and that you understand them. Ask management (and, when appropriate, outside
auditors and other professional advisors) for assurances, including assurances
with respect to the process used to ensure that public filings are accurate.
- Insist on receiving drafts of public
filings you will be asked to sign in a timely fashion. Ask questions about
anything you don’t understand or causes you concern.
- Insist that shareholders are given
a fair representation of the condition of the corporation by asking both
the corporation’s management and the corporation’s independent auditors
for specific assurances concerning the integrity of the reporting, their
respective due diligence, and their respective confidence in what they
are reporting. Ask auditors what they would do differently than management.
- Take special care in reviewing
registration statements - the strictest requirements applicable to directors
are triggered by registration statements, as the Enron and WorldCom directors
learned when they were required to go to trial to prove due diligence under
the federal securities laws in connection with registration statements,
and they decided instead to use personal assets to settle the cases. Be
comfortable that sufficient diligence is being undertaken on your behalf,
and ask yourself whether you are comfortable that that diligence has been
- Understand any item, transaction
or public filing put before the board for approval.
- Take special care as to any issue
or transaction that involves compensation or a potential conflict for a
member of management, a director or a controlling shareholder.
- Periodically review risks inherent
in the corporation’s business and the oversight of those risks - both
by the board and by management and, where appropriate, by accountants and
other outside advisors.
- Periodically review corporate policies
such as the company’s code of ethics, confidentiality policies, trading
policies, and training policies.
- Ensure that the corporation’s
charter includes a provision prohibiting recovery of money damages from
directors for duty of care claims similar to the provisions that the court
in Disney noted the “vast majority of Delaware corporations” have
- Review your D&O policy. Is
the amount of coverage adequate? What are the exceptions to coverage? Understand
the severability provisions and ask whether there are circumstances under
which the insurer may deny coverage to some directors due to the actions
of others. Understand the circumstances under which the insurer can rescind
the policy or deny coverage.
- Keep asking questions, and listen
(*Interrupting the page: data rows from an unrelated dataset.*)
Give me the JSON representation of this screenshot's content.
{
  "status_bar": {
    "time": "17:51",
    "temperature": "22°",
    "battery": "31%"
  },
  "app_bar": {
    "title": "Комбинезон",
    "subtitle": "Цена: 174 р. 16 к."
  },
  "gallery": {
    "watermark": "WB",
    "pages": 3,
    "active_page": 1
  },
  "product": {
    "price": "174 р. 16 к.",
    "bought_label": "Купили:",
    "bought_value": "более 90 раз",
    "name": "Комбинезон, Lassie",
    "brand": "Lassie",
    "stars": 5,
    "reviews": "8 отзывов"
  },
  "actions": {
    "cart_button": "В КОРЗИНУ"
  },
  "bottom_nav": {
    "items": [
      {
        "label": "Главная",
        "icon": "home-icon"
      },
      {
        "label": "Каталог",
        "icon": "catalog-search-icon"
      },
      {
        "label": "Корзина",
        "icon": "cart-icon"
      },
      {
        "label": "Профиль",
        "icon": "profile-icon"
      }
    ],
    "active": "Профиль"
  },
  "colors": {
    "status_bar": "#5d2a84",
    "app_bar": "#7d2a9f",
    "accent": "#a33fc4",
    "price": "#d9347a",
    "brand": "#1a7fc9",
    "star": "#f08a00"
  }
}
to the answers. There is no such thing as a “stupid question.”
- When in doubt, ask for help.
- Use your common sense.
In short, a director’s best protection
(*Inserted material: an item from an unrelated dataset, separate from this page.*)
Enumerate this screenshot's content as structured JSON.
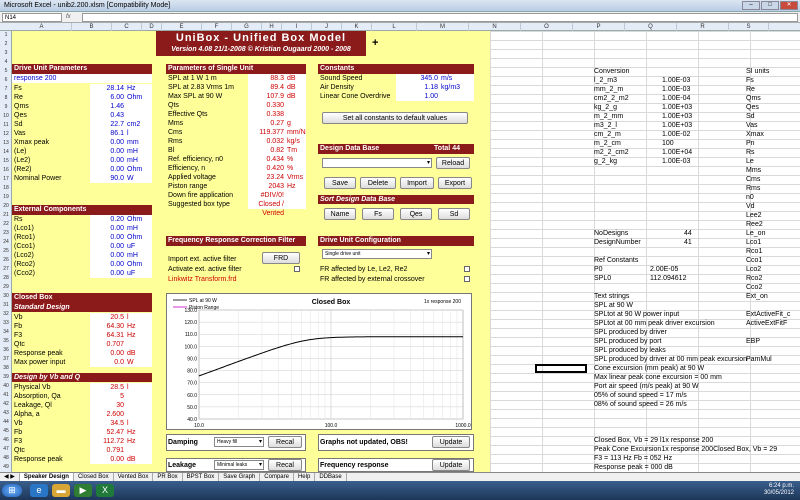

continues to lie in his or her diligent and objective attention to board